From: Ben Creisler

A new online paper:

Bruce M. Rothschild and Virginia Naples (2013)
Decompression syndrome and diving behavior in Odontochelys, the first turtle
Acta Palaeontologica Polonica (in press)
doi: http://dx.doi.org/10.4202/app.2012.0113
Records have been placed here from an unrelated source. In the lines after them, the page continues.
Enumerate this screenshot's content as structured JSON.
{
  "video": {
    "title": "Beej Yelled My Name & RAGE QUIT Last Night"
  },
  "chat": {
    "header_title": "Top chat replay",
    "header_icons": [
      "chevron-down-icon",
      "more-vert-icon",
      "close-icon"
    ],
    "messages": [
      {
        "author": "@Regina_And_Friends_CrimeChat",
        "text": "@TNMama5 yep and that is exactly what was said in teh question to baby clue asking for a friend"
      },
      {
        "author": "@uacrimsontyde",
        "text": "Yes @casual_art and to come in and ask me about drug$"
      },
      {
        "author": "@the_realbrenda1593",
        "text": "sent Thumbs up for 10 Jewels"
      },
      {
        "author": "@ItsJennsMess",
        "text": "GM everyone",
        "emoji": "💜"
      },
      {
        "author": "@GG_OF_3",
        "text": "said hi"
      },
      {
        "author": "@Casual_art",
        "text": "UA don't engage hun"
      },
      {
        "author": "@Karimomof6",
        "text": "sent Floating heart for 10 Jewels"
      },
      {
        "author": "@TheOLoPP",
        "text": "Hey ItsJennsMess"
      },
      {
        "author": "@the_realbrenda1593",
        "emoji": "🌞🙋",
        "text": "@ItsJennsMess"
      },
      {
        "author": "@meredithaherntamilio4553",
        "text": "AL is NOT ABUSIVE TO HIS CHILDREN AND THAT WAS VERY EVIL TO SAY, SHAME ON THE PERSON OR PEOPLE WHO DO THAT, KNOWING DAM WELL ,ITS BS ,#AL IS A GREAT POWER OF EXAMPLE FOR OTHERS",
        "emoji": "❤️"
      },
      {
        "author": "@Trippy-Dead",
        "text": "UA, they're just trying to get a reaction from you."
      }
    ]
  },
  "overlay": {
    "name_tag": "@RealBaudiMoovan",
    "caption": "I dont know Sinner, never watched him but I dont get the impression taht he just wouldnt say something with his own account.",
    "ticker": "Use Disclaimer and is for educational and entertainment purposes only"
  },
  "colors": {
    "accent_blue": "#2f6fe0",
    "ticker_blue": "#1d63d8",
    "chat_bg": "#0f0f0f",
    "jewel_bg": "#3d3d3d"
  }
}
Odontochelys semitestacea, the oldest known turtle, from the Late
Triassic of China, shows a pathology. Sharply defined, focal
depressions were noted on the articular surfaces of both humeri,
documenting avascular necrosis. Diving habits of Mesozoic marine
reptiles have been characterized on the basis of this localized form
of bone death attributed to decompression syndrome. Pursuit by a
predator was likely the cause of dangerously rapid depth changes by
swimming turtles. The prevalence of avascular necrosis decreased
geometrically from the Cretaceous to the Pleistocene. This study
suggests that the habit of repetitive diving in turtles was already
present in the Late Triassic, but that protective physiological and
behavioral adaptations had not yet evolved.